Go paperless. Implement an EHR to help you streamline your processes. Move your explanation of benefits and any other intake documents to an electronic format. Automating your processes will help save time on data entry and filing. In addition, look at integrating your EHR with telehealth software like eVisit to also help you save time and money.
Train colleagues to code correctly. Health care providers are the ones who are audited on coding, which means they need to be trained properly. Once they can effectively enter information, doctor’s will be able to capture all levels of codes, which should help increase revenue.
Analyze your payer mix. If you have too many patients you’re not able to see, consider dropping an insurance company. “You can positively influence your payer mix, thus improving your per-unit reimbursement, and you can gain operations benefits (by reducing the patient communications you have to handle out-of-office),” according to Mastering Patient Flow, by Elizabeth Woodcock, MBA, FACMPE, CPC.
Add one more patient per day to your schedule. “If a practice can see one more patient a day, it can add $25,000 to the annual bottom line for primary care (assuming $100 for a new patient visit) or $50,000 for specialty care (assuming $200 for a new patient visit).”
Implement a prescription policy. The average practice can spend $4.00-$15.00 for every single prescription refill event. Thus, a prescription policy has the potential to generate additional revenue and offset that cost. This policy should outline how refill and other prescription requests are handled. “It should include a follow-up period for chronic disease patients. Generally, they should be seen every 90 days for evaluation and review of medications. It can be billed as 99213 with an average reimbursement of about $70.00.”
Talk to vendors. Look for ways to save money and renegotiate contracts with your vendors. Don’t be a afraid to ask for lower prices or discounts on bundled services.
Avoid overstocking. Be aware of how much product you’re using and keep a lean inventory.
Increase training of your front desk staff. When front-desk staff members enter wrong information, other people must spend valuable time correcting mistakes that shouldn’t exist.
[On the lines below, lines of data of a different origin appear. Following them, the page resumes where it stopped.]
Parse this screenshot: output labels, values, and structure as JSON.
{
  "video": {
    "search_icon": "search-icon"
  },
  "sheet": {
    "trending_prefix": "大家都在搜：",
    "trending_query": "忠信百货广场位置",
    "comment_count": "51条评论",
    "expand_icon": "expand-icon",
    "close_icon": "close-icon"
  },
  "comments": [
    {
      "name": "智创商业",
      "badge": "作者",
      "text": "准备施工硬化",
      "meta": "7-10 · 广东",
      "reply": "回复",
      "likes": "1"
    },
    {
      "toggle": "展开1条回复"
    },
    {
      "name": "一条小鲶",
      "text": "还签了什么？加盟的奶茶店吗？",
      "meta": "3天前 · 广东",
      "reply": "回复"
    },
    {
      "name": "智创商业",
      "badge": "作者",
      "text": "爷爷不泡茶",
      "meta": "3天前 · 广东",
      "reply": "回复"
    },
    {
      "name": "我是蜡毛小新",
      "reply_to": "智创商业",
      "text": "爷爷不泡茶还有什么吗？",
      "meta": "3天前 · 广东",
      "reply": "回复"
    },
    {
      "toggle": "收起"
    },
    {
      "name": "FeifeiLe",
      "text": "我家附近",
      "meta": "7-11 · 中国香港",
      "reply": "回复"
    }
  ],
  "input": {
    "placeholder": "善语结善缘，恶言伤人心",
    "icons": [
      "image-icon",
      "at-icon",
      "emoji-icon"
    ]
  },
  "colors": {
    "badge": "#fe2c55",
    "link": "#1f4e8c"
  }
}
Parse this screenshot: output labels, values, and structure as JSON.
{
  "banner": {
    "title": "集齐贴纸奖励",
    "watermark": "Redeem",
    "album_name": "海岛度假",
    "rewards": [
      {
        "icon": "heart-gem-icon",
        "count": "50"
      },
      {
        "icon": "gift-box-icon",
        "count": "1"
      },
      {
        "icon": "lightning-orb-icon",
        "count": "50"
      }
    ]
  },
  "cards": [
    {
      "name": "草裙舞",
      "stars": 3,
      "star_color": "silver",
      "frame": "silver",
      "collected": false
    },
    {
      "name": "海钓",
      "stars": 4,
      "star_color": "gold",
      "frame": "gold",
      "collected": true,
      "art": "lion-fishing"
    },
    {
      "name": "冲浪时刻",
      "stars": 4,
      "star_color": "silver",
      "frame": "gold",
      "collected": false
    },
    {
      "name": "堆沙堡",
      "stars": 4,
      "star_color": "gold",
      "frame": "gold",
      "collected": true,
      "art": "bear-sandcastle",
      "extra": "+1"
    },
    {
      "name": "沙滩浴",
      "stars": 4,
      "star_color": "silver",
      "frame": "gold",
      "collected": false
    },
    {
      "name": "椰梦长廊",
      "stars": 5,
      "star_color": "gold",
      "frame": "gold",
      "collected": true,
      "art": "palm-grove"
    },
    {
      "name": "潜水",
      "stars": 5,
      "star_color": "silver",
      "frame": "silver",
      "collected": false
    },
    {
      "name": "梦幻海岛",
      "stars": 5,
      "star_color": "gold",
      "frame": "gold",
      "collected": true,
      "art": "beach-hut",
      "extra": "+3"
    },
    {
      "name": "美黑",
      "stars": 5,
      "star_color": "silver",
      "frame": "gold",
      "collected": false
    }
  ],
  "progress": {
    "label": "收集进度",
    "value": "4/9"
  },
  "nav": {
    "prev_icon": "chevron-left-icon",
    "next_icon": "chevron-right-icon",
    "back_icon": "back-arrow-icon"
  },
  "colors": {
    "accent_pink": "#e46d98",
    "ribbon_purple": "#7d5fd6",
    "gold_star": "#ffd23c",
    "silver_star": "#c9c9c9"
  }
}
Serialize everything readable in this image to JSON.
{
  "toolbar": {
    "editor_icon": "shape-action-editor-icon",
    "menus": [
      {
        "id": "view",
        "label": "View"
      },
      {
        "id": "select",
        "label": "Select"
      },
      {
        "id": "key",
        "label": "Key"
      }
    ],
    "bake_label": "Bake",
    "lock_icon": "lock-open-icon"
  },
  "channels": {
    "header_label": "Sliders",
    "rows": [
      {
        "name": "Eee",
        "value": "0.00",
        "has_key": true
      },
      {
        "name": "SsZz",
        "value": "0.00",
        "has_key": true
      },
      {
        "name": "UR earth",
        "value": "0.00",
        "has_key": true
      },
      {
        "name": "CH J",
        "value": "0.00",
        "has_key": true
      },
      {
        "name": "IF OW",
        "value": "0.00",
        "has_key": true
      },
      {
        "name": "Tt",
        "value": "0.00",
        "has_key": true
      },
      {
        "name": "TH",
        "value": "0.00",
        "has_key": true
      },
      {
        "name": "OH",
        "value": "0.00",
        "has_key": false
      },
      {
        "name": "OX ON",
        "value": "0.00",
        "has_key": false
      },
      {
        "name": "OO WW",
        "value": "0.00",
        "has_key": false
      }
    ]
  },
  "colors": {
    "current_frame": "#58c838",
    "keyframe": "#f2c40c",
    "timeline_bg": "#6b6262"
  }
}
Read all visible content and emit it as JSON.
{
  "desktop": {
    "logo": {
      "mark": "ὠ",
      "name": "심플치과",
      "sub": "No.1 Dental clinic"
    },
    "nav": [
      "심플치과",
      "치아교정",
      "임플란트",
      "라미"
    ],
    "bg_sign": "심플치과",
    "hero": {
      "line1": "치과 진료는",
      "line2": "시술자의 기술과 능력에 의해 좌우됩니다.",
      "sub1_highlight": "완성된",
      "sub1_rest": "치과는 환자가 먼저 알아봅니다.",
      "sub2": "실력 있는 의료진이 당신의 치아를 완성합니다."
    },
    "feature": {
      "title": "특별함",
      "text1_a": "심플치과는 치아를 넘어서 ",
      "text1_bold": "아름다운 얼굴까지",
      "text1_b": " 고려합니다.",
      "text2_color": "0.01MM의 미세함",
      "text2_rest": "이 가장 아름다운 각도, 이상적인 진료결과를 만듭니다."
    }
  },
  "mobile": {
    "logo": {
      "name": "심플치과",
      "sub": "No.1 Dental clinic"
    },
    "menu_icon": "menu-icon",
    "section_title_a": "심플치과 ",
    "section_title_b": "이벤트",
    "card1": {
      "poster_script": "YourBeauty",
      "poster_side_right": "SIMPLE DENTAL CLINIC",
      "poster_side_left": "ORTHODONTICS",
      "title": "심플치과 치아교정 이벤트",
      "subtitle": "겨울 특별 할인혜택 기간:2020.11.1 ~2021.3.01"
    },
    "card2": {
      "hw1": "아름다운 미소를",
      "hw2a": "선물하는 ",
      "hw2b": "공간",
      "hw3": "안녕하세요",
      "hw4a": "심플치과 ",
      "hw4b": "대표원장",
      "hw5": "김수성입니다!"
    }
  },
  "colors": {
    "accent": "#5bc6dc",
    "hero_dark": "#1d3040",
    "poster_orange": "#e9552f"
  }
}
Many insurance-department staff members report that they spend most of their time correcting misinformation generated by front desk staff.
Implement a cancellation policy. According to Medicaid, 30% of patients don’t show up for their appointments. Other studies suggest up to 50% of follow up patients cancel or don’t show. Set up a cancellation policy and be sure it’s communicated to all your patients.
Set up social media accounts. Social media accounts are free and can help you increase your online presence, making it easier for patients to find you and your practice. You can also engage with current and potential customers, building an online community around your practice.
1. Westgate, A. Physician Practice. “How to Boost Your Medical Practice Revenue” October 2012. Available at: http://www.physicianspractice.com/mgma12/how-boost-your-medical-practice-revenue/page/0/2#sthash.yo3BwzoZ.dpuf
2. MGMA in Practice. “15 ways to increase group practice revenue without cutting staff” March 2010. Available at: http://www.mgma.com/trackback/538afbd7-57ed-44f2-9f1b-594457facbbf/15-ways-to-increase-group-practice-revenue-without-cutting-staff.aspx?culture=en-US
3. Glassman, R. 3 Ways to Increase your Medical Practice Revenue by 25%. Available at: http://www.kareo.com/documents/increaserevenue.pdf